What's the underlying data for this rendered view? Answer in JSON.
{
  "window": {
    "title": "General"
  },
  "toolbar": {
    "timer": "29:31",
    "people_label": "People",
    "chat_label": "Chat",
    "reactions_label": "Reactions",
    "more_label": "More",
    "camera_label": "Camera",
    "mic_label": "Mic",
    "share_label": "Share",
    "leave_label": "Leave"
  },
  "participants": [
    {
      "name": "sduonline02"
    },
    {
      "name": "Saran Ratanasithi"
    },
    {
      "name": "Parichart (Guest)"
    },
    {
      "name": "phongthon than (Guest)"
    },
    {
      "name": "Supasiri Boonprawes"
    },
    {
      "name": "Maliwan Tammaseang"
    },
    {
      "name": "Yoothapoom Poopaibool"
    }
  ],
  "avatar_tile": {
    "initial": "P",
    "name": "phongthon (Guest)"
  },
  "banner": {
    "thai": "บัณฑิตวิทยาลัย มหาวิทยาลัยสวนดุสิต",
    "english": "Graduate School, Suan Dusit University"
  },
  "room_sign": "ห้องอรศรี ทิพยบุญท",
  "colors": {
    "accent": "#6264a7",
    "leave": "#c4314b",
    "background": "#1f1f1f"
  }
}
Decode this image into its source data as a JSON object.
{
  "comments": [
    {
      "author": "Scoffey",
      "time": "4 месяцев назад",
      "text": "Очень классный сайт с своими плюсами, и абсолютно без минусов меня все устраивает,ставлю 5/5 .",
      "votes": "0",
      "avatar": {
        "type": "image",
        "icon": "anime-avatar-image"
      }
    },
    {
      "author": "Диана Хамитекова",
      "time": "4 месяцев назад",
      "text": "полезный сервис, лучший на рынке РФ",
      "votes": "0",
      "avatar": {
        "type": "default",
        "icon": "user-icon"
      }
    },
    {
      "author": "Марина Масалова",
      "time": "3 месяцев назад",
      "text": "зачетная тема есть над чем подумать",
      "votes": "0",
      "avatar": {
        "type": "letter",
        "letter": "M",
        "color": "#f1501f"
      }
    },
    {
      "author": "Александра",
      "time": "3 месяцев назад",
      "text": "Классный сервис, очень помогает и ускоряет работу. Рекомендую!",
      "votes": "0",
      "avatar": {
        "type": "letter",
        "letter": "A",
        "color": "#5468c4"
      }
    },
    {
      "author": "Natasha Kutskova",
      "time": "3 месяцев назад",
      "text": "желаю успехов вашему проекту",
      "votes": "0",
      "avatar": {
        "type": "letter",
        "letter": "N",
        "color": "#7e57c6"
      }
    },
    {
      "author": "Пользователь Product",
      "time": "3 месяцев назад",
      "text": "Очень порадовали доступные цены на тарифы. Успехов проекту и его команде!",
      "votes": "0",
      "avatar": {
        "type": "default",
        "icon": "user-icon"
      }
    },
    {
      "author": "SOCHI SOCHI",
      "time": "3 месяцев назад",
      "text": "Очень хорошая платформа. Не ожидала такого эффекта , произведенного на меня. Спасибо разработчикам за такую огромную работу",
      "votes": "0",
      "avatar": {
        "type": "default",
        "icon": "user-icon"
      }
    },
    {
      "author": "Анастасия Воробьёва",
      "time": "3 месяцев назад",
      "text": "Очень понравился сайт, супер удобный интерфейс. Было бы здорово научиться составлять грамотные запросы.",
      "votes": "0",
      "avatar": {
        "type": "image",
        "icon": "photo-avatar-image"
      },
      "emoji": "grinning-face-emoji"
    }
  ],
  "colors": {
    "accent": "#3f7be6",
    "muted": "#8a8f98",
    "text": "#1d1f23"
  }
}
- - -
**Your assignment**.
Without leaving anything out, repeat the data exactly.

**Answer area**.
What's the underlying data for this rendered view? Answer in JSON.
{
  "window": {
    "title": "General"
  },
  "toolbar": {
    "timer": "29:31",
    "people_label": "People",
    "chat_label": "Chat",
    "reactions_label": "Reactions",
    "more_label": "More",
    "camera_label": "Camera",
    "mic_label": "Mic",
    "share_label": "Share",
    "leave_label": "Leave"
  },
  "participants": [
    {
      "name": "sduonline02"
    },
    {
      "name": "Saran Ratanasithi"
    },
    {
      "name": "Parichart (Guest)"
    },
    {
      "name": "phongthon than (Guest)"
    },
    {
      "name": "Supasiri Boonprawes"
    },
    {
      "name": "Maliwan Tammaseang"
    },
    {
      "name": "Yoothapoom Poopaibool"
    }
  ],
  "avatar_tile": {
    "initial": "P",
    "name": "phongthon (Guest)"
  },
  "banner": {
    "thai": "บัณฑิตวิทยาลัย มหาวิทยาลัยสวนดุสิต",
    "english": "Graduate School, Suan Dusit University"
  },
  "room_sign": "ห้องอรศรี ทิพยบุญท",
  "colors": {
    "accent": "#6264a7",
    "leave": "#c4314b",
    "background": "#1f1f1f"
  }
}
Decode this image into its source data as a JSON object.
{
  "comments": [
    {
      "author": "Scoffey",
      "time": "4 месяцев назад",
      "text": "Очень классный сайт с своими плюсами, и абсолютно без минусов меня все устраивает,ставлю 5/5 .",
      "votes": "0",
      "avatar": {
        "type": "image",
        "icon": "anime-avatar-image"
      }
    },
    {
      "author": "Диана Хамитекова",
      "time": "4 месяцев назад",
      "text": "полезный сервис, лучший на рынке РФ",
      "votes": "0",
      "avatar": {
        "type": "default",
        "icon": "user-icon"
      }
    },
    {
      "author": "Марина Масалова",
      "time": "3 месяцев назад",
      "text": "зачетная тема есть над чем подумать",
      "votes": "0",
      "avatar": {
        "type": "letter",
        "letter": "M",
        "color": "#f1501f"
      }
    },
    {
      "author": "Александра",
      "time": "3 месяцев назад",
      "text": "Классный сервис, очень помогает и ускоряет работу. Рекомендую!",
      "votes": "0",
      "avatar": {
        "type": "letter",
        "letter": "A",
        "color": "#5468c4"
      }
    },
    {
      "author": "Natasha Kutskova",
      "time": "3 месяцев назад",
      "text": "желаю успехов вашему проекту",
      "votes": "0",
      "avatar": {
        "type": "letter",
        "letter": "N",
        "color": "#7e57c6"
      }
    },
    {
      "author": "Пользователь Product",
      "time": "3 месяцев назад",
      "text": "Очень порадовали доступные цены на тарифы. Успехов проекту и его команде!",
      "votes": "0",
      "avatar": {
        "type": "default",
        "icon": "user-icon"
      }
    },
    {
      "author": "SOCHI SOCHI",
      "time": "3 месяцев назад",
      "text": "Очень хорошая платформа. Не ожидала такого эффекта , произведенного на меня. Спасибо разработчикам за такую огромную работу",
      "votes": "0",
      "avatar": {
        "type": "default",
        "icon": "user-icon"
      }
    },
    {
      "author": "Анастасия Воробьёва",
      "time": "3 месяцев назад",
      "text": "Очень понравился сайт, супер удобный интерфейс. Было бы здорово научиться составлять грамотные запросы.",
      "votes": "0",
      "avatar": {
        "type": "image",
        "icon": "photo-avatar-image"
      },
      "emoji": "grinning-face-emoji"
    }
  ],
  "colors": {
    "accent": "#3f7be6",
    "muted": "#8a8f98",
    "text": "#1d1f23"
  }
}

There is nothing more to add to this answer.